What to produce: Gather each line of the entries below that includes "background".
* * * * * * * * *
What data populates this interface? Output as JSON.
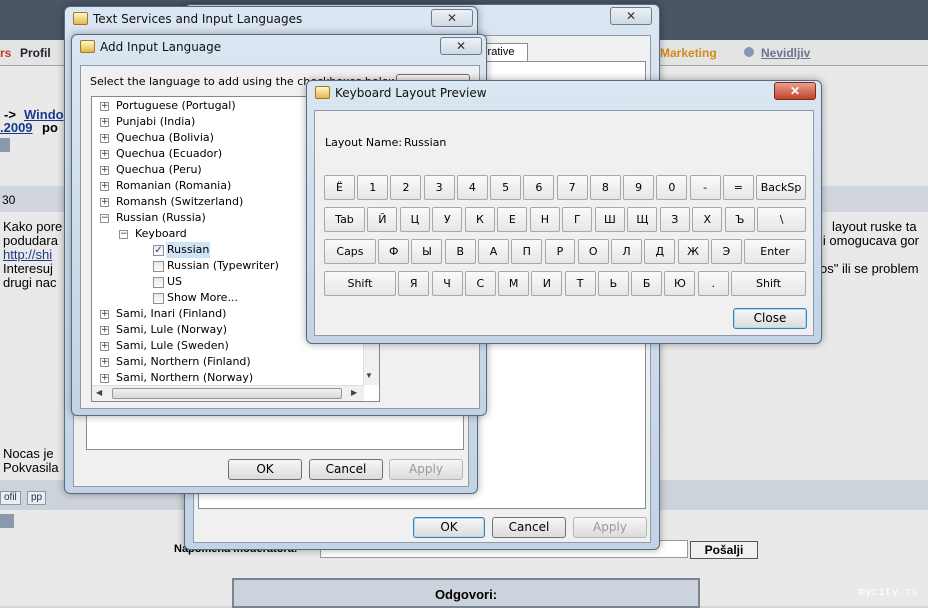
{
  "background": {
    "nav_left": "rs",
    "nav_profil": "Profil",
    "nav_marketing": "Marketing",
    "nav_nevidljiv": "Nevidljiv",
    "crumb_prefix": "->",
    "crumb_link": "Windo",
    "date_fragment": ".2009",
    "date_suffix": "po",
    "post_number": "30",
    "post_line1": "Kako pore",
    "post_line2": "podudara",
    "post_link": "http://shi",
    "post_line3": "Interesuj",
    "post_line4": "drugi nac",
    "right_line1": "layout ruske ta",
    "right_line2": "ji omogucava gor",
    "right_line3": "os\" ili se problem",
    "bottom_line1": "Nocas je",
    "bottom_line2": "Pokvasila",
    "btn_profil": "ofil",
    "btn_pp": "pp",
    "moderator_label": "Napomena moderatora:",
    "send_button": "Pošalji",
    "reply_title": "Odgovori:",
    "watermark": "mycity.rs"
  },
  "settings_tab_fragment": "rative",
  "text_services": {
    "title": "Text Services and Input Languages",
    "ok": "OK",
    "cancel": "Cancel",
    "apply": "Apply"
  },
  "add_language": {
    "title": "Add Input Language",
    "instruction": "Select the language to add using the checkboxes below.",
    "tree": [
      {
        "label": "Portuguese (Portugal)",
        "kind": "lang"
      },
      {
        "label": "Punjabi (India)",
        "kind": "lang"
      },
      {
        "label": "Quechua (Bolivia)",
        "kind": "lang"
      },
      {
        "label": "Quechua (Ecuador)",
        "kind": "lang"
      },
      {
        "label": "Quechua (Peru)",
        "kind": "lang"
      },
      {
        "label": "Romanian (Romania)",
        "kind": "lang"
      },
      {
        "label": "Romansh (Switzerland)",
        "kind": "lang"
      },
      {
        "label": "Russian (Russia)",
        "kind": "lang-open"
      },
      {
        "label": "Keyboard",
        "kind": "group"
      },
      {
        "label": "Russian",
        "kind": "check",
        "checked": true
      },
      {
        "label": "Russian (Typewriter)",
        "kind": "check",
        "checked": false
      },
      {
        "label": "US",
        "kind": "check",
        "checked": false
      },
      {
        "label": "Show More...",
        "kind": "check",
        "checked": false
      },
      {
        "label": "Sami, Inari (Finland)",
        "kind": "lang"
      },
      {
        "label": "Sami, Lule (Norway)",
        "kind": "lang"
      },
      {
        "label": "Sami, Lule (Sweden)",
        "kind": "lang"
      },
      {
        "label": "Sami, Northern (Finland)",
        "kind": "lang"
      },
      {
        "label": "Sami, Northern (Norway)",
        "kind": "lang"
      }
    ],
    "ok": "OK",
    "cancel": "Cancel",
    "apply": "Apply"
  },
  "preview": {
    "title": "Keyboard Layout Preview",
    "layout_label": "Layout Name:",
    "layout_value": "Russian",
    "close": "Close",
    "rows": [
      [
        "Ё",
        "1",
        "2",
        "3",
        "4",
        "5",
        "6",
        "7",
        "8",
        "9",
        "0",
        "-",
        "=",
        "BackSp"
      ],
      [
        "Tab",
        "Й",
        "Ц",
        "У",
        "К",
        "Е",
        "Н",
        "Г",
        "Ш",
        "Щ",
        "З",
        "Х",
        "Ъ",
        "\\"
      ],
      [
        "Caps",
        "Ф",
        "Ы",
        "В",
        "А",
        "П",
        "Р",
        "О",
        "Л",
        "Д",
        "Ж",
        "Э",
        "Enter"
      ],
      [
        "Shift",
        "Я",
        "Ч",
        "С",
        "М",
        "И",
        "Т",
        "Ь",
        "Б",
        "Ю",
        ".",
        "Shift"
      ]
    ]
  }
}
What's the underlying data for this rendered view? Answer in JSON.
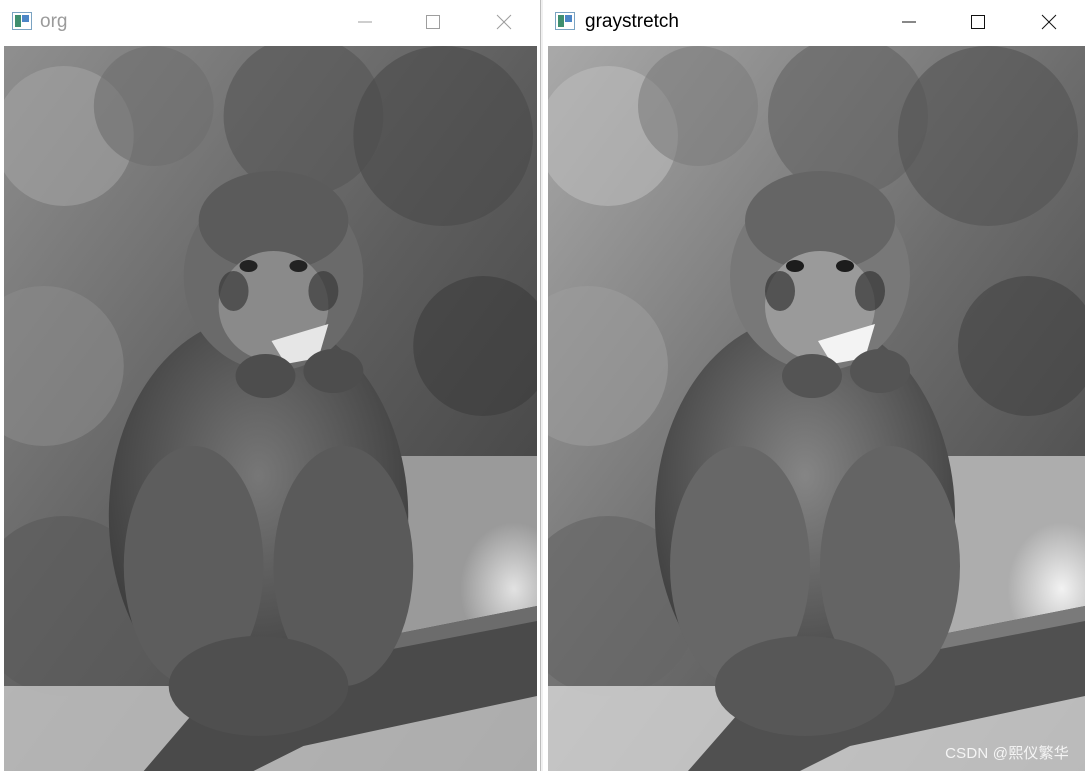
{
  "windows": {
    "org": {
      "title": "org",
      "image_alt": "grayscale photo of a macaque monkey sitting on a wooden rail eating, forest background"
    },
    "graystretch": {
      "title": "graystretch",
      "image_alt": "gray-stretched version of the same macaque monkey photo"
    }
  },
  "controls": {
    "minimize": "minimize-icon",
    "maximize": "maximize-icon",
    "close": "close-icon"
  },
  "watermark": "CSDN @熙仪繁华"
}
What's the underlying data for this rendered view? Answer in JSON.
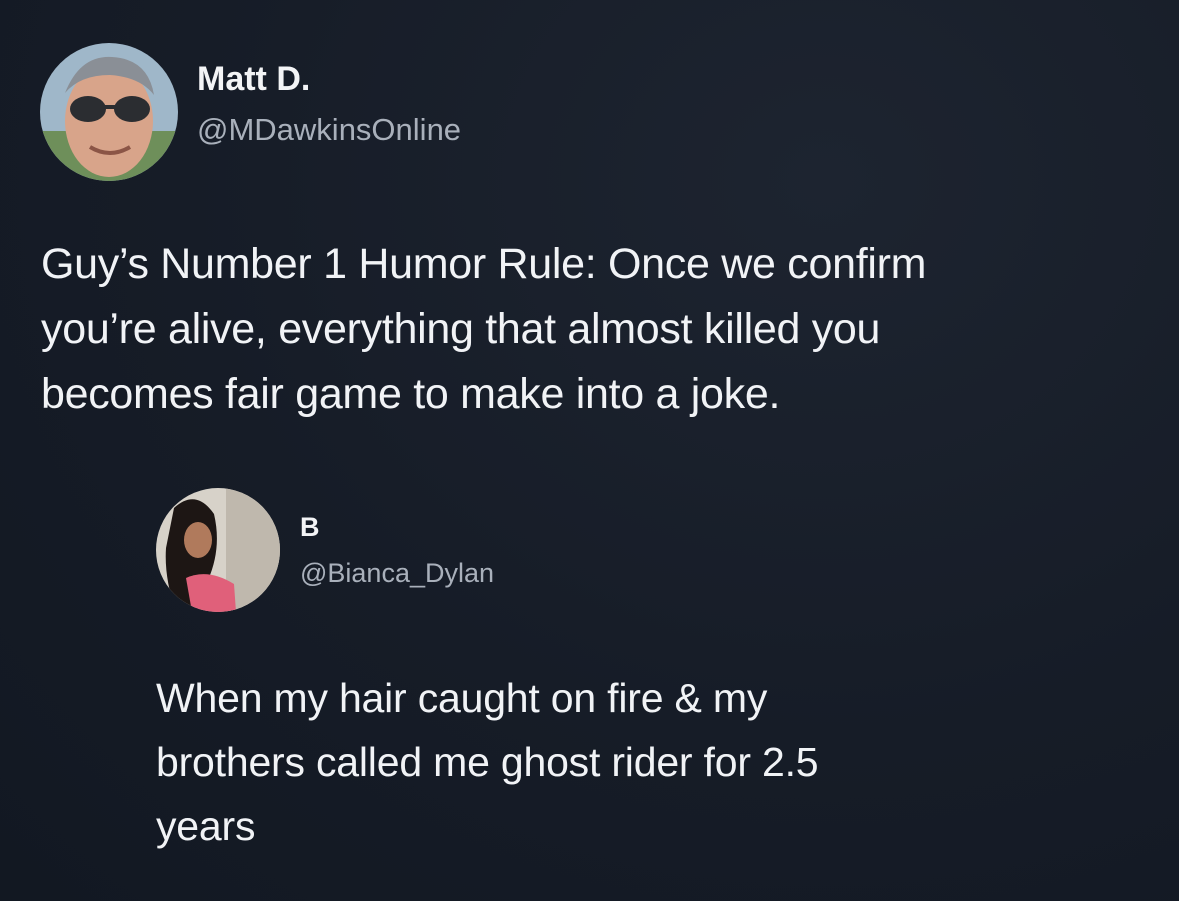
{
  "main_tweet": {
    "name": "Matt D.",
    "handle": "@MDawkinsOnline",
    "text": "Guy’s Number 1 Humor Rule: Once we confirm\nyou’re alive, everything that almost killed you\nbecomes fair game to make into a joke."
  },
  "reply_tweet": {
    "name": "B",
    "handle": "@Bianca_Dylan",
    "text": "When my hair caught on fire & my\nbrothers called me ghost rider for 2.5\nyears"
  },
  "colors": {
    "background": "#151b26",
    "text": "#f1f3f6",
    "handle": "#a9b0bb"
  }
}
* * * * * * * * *
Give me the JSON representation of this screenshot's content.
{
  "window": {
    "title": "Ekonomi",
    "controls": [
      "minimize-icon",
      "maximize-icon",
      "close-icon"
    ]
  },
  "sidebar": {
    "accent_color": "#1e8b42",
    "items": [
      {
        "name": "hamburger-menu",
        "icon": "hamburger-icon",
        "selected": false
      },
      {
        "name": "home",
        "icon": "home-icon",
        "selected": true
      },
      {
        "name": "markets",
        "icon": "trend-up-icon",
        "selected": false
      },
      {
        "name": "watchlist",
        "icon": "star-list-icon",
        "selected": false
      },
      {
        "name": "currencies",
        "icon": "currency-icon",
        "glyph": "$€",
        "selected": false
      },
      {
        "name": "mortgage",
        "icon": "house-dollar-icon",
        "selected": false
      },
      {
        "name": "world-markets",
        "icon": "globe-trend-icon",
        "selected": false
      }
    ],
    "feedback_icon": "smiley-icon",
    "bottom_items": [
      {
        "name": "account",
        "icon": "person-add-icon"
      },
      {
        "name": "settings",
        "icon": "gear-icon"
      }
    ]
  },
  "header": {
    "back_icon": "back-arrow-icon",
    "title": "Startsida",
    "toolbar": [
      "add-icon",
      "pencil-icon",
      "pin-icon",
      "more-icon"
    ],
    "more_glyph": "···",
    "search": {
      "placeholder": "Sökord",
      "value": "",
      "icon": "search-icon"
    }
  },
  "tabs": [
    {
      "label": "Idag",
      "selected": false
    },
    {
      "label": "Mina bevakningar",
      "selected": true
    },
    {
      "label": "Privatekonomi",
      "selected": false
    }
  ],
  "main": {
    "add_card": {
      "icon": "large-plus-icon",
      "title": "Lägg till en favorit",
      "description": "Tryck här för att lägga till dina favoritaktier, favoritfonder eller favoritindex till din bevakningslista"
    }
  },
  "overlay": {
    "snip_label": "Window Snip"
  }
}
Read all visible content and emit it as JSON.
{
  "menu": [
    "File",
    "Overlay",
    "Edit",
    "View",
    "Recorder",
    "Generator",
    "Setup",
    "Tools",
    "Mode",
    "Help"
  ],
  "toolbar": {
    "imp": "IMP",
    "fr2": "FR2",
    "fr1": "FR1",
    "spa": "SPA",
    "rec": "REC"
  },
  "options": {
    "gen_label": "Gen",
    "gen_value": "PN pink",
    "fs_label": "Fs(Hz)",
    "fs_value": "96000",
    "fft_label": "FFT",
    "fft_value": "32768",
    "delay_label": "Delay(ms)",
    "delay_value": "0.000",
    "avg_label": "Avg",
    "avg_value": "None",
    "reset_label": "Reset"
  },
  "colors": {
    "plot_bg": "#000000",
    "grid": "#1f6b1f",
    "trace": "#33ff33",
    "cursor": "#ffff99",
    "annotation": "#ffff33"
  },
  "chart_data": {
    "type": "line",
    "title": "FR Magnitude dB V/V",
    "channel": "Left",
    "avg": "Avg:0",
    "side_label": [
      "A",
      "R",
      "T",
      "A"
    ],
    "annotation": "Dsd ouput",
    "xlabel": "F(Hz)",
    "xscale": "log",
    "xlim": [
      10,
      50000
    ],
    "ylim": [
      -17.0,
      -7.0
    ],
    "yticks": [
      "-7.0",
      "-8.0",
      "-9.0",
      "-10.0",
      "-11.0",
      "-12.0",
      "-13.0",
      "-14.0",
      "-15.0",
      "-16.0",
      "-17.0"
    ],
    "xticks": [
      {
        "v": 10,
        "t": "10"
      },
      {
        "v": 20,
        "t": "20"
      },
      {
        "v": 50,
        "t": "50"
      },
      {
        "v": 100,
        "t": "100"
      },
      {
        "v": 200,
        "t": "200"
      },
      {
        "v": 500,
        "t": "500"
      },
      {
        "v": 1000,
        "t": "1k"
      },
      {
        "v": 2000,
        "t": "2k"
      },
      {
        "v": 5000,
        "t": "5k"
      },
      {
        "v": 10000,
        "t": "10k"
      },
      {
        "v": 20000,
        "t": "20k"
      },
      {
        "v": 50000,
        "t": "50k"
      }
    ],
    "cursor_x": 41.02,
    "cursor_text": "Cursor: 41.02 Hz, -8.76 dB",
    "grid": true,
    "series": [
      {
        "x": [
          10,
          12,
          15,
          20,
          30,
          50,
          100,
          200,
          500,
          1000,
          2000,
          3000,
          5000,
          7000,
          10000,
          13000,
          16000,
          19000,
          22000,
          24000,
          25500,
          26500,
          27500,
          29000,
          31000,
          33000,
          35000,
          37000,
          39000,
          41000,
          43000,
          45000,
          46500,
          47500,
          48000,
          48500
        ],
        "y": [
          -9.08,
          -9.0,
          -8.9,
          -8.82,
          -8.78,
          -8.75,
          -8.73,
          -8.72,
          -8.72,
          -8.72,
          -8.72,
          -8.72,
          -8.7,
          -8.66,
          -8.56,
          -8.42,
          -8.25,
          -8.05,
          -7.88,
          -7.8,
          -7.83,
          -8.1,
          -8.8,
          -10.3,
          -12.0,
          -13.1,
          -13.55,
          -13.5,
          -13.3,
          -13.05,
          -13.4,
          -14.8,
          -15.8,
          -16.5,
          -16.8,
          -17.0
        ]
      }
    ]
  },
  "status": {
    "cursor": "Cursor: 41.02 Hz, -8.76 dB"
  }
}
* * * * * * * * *
Reply:
  "background": {
      "image_alt": "grayscale photo of a macaque monkey sitting on a wooden rail eating, forest background"
    "background": "#151b26",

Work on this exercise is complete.